Every record needs to be repeated exactly; its pictures do not.

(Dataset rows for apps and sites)
= = =

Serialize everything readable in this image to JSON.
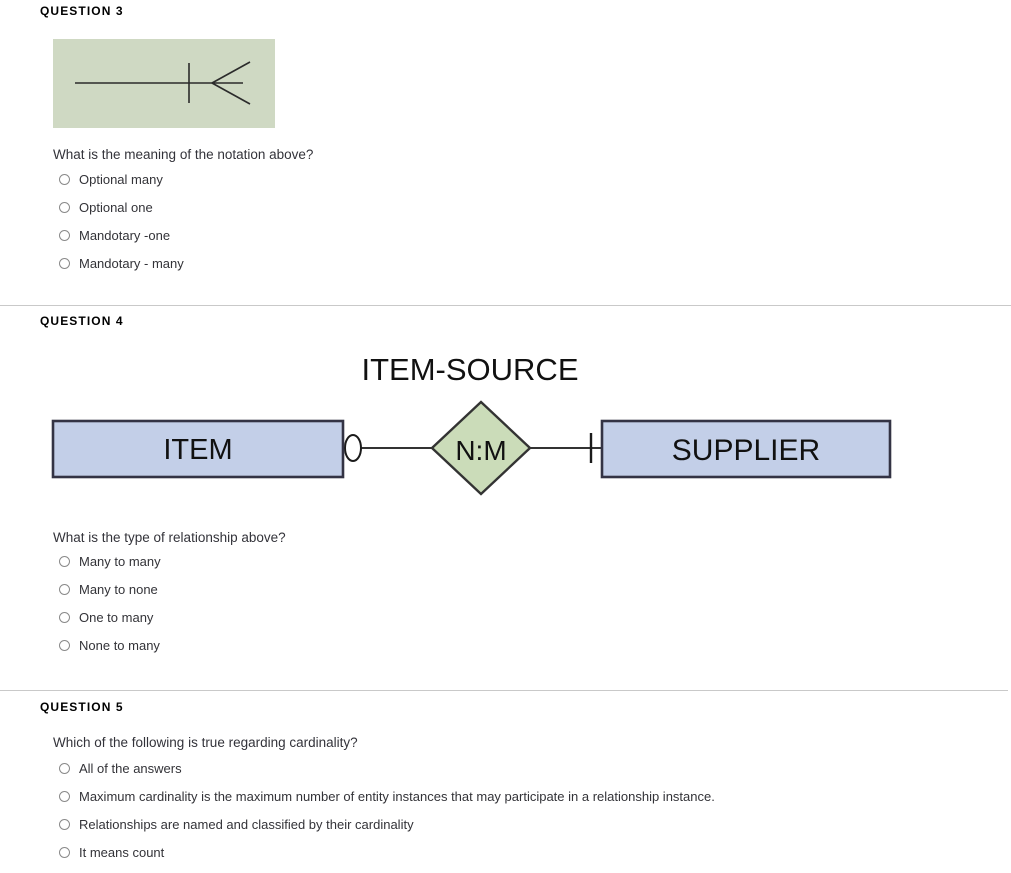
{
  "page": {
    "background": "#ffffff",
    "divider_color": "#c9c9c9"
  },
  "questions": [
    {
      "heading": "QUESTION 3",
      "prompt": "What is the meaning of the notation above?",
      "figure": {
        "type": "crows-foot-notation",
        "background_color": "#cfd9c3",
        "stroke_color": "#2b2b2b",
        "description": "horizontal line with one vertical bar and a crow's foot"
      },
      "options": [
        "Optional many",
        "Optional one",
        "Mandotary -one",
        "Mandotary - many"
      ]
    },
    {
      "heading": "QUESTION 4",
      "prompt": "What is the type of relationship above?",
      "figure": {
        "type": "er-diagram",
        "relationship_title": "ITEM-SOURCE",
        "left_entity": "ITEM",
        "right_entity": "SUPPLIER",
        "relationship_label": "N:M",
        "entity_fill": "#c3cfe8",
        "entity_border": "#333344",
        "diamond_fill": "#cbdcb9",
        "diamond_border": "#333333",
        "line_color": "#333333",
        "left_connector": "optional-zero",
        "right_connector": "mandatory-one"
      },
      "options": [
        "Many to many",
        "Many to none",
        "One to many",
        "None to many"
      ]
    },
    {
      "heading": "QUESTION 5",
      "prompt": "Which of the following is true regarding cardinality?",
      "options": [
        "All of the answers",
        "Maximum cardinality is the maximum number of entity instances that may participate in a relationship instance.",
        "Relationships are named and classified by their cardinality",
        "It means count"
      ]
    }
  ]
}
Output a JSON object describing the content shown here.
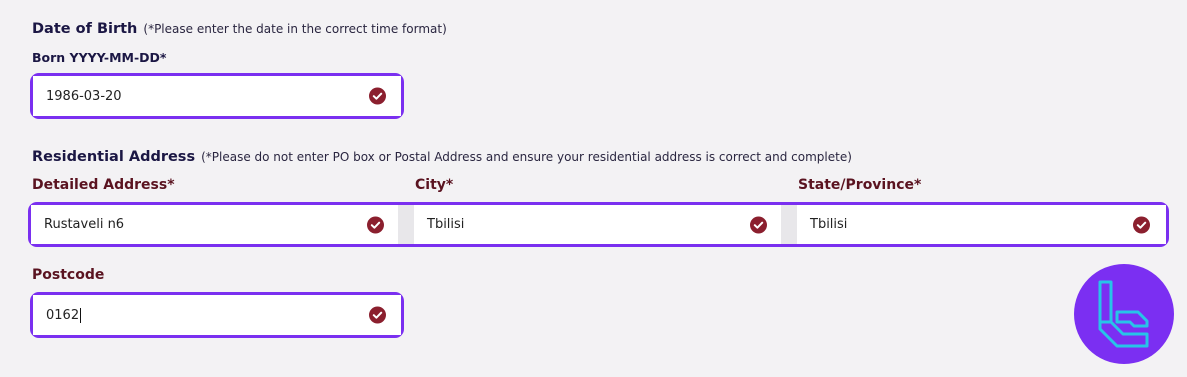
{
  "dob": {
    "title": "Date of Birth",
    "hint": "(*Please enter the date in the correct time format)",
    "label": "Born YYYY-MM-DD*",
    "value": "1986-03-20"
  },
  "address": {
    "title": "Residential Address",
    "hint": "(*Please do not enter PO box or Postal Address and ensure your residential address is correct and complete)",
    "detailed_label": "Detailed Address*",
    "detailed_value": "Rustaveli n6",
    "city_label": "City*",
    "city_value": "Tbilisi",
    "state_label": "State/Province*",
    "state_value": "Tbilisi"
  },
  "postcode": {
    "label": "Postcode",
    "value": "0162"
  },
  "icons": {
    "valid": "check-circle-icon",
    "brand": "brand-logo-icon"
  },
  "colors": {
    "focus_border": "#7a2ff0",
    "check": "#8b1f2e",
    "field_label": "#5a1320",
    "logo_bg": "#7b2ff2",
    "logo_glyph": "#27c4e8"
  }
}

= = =

#### Expected output:
Serialize everything readable in this image to JSON.
{
  "page": {
    "background": "#ffffff",
    "divider_color": "#c9c9c9"
  },
  "questions": [
    {
      "heading": "QUESTION 3",
      "prompt": "What is the meaning of the notation above?",
      "figure": {
        "type": "crows-foot-notation",
        "background_color": "#cfd9c3",
        "stroke_color": "#2b2b2b",
        "description": "horizontal line with one vertical bar and a crow's foot"
      },
      "options": [
        "Optional many",
        "Optional one",
        "Mandotary -one",
        "Mandotary - many"
      ]
    },
    {
      "heading": "QUESTION 4",
      "prompt": "What is the type of relationship above?",
      "figure": {
        "type": "er-diagram",
        "relationship_title": "ITEM-SOURCE",
        "left_entity": "ITEM",
        "right_entity": "SUPPLIER",
        "relationship_label": "N:M",
        "entity_fill": "#c3cfe8",
        "entity_border": "#333344",
        "diamond_fill": "#cbdcb9",
        "diamond_border": "#333333",
        "line_color": "#333333",
        "left_connector": "optional-zero",
        "right_connector": "mandatory-one"
      },
      "options": [
        "Many to many",
        "Many to none",
        "One to many",
        "None to many"
      ]
    },
    {
      "heading": "QUESTION 5",
      "prompt": "Which of the following is true regarding cardinality?",
      "options": [
        "All of the answers",
        "Maximum cardinality is the maximum number of entity instances that may participate in a relationship instance.",
        "Relationships are named and classified by their cardinality",
        "It means count"
      ]
    }
  ]
}
Output a JSON object describing the content shown here.
{
  "dob": {
    "title": "Date of Birth",
    "hint": "(*Please enter the date in the correct time format)",
    "label": "Born YYYY-MM-DD*",
    "value": "1986-03-20"
  },
  "address": {
    "title": "Residential Address",
    "hint": "(*Please do not enter PO box or Postal Address and ensure your residential address is correct and complete)",
    "detailed_label": "Detailed Address*",
    "detailed_value": "Rustaveli n6",
    "city_label": "City*",
    "city_value": "Tbilisi",
    "state_label": "State/Province*",
    "state_value": "Tbilisi"
  },
  "postcode": {
    "label": "Postcode",
    "value": "0162"
  },
  "icons": {
    "valid": "check-circle-icon",
    "brand": "brand-logo-icon"
  },
  "colors": {
    "focus_border": "#7a2ff0",
    "check": "#8b1f2e",
    "field_label": "#5a1320",
    "logo_bg": "#7b2ff2",
    "logo_glyph": "#27c4e8"
  }
}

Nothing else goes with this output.